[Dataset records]
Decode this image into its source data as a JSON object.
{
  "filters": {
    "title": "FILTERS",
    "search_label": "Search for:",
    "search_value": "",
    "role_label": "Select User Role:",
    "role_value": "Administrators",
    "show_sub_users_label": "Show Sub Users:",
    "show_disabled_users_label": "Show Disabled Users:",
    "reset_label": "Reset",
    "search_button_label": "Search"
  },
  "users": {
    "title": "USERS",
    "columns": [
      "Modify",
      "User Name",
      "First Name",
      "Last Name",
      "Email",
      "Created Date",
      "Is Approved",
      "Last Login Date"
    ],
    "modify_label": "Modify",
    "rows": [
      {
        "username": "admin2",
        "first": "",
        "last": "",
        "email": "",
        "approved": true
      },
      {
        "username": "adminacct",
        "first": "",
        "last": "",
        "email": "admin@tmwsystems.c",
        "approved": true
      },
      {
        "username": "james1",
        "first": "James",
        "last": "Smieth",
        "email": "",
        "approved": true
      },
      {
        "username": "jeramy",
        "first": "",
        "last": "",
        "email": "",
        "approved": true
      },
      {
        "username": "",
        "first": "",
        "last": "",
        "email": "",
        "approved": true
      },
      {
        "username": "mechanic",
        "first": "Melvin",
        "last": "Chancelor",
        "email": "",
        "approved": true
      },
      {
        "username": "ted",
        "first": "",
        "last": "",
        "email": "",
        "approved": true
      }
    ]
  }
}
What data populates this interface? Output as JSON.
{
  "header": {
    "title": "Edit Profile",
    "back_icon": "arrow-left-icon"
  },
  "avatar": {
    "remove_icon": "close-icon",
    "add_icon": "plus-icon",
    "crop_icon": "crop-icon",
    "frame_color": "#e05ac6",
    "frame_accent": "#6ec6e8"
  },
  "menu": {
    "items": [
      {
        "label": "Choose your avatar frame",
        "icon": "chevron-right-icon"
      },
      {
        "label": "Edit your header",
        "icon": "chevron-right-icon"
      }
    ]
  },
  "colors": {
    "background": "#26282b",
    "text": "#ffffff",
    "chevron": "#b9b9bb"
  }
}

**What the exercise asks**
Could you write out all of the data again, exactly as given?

**Solution to the exercise**
Decode this image into its source data as a JSON object.
{
  "filters": {
    "title": "FILTERS",
    "search_label": "Search for:",
    "search_value": "",
    "role_label": "Select User Role:",
    "role_value": "Administrators",
    "show_sub_users_label": "Show Sub Users:",
    "show_disabled_users_label": "Show Disabled Users:",
    "reset_label": "Reset",
    "search_button_label": "Search"
  },
  "users": {
    "title": "USERS",
    "columns": [
      "Modify",
      "User Name",
      "First Name",
      "Last Name",
      "Email",
      "Created Date",
      "Is Approved",
      "Last Login Date"
    ],
    "modify_label": "Modify",
    "rows": [
      {
        "username": "admin2",
        "first": "",
        "last": "",
        "email": "",
        "approved": true
      },
      {
        "username": "adminacct",
        "first": "",
        "last": "",
        "email": "admin@tmwsystems.c",
        "approved": true
      },
      {
        "username": "james1",
        "first": "James",
        "last": "Smieth",
        "email": "",
        "approved": true
      },
      {
        "username": "jeramy",
        "first": "",
        "last": "",
        "email": "",
        "approved": true
      },
      {
        "username": "",
        "first": "",
        "last": "",
        "email": "",
        "approved": true
      },
      {
        "username": "mechanic",
        "first": "Melvin",
        "last": "Chancelor",
        "email": "",
        "approved": true
      },
      {
        "username": "ted",
        "first": "",
        "last": "",
        "email": "",
        "approved": true
      }
    ]
  }
}
What data populates this interface? Output as JSON.
{
  "header": {
    "title": "Edit Profile",
    "back_icon": "arrow-left-icon"
  },
  "avatar": {
    "remove_icon": "close-icon",
    "add_icon": "plus-icon",
    "crop_icon": "crop-icon",
    "frame_color": "#e05ac6",
    "frame_accent": "#6ec6e8"
  },
  "menu": {
    "items": [
      {
        "label": "Choose your avatar frame",
        "icon": "chevron-right-icon"
      },
      {
        "label": "Edit your header",
        "icon": "chevron-right-icon"
      }
    ]
  },
  "colors": {
    "background": "#26282b",
    "text": "#ffffff",
    "chevron": "#b9b9bb"
  }
}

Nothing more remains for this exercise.